TASK DESCRIPTION>
The entries below should be repeated exactly, with no pictures carried over.

SOURCE INFORMATION>
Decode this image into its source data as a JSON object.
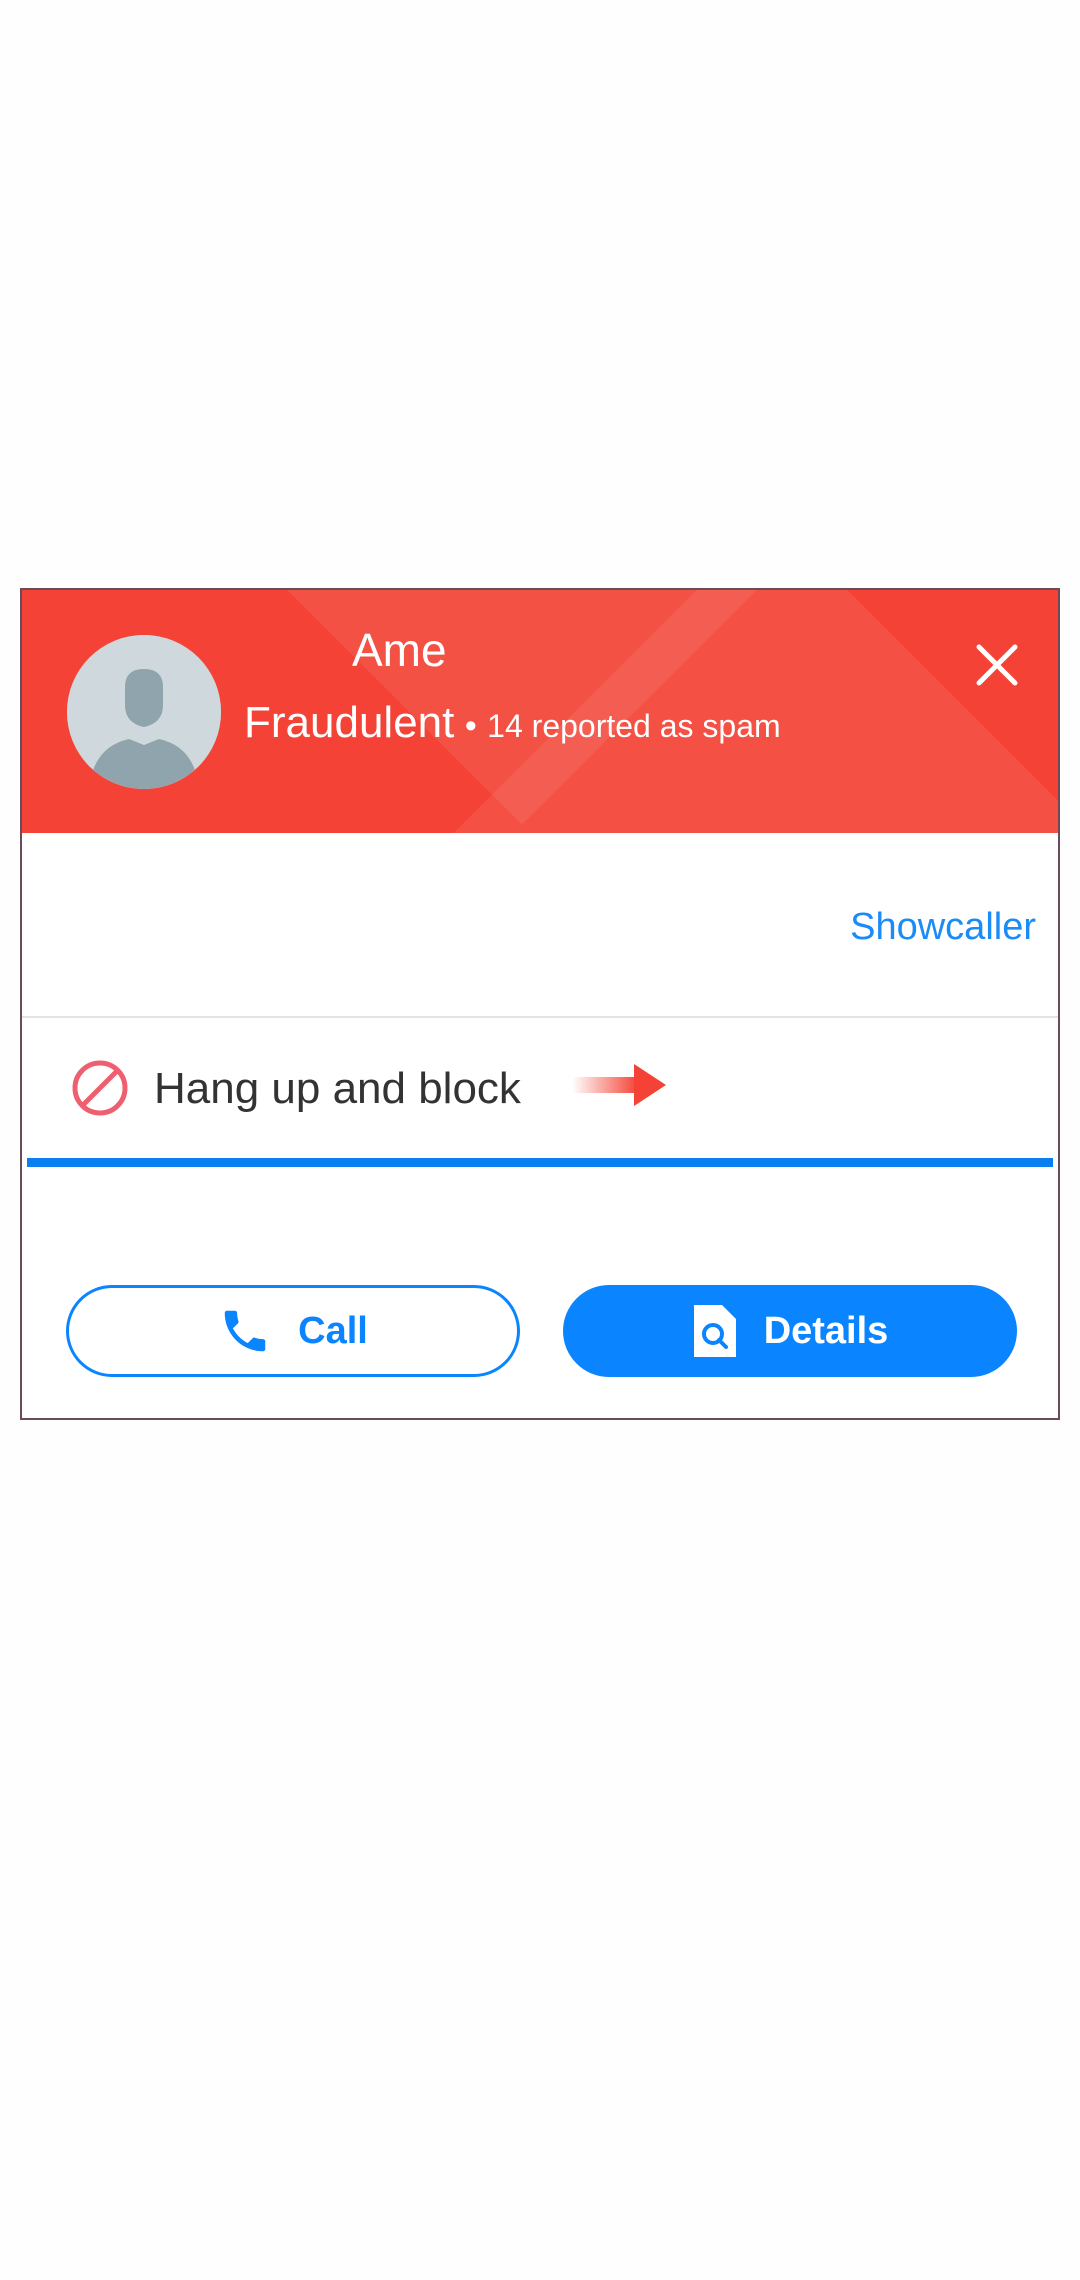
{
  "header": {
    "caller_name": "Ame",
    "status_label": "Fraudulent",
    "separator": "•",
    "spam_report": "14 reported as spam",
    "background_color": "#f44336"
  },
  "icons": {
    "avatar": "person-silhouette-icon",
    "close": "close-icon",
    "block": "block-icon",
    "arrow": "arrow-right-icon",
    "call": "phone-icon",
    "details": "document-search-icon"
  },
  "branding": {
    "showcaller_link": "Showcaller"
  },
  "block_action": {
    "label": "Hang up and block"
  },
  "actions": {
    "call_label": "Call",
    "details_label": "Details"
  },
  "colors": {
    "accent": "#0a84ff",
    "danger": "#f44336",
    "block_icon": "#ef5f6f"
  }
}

OUTPUT OF THE TASK>
Decode this image into its source data as a JSON object.
{
  "header": {
    "caller_name": "Ame",
    "status_label": "Fraudulent",
    "separator": "•",
    "spam_report": "14 reported as spam",
    "background_color": "#f44336"
  },
  "icons": {
    "avatar": "person-silhouette-icon",
    "close": "close-icon",
    "block": "block-icon",
    "arrow": "arrow-right-icon",
    "call": "phone-icon",
    "details": "document-search-icon"
  },
  "branding": {
    "showcaller_link": "Showcaller"
  },
  "block_action": {
    "label": "Hang up and block"
  },
  "actions": {
    "call_label": "Call",
    "details_label": "Details"
  },
  "colors": {
    "accent": "#0a84ff",
    "danger": "#f44336",
    "block_icon": "#ef5f6f"
  }
}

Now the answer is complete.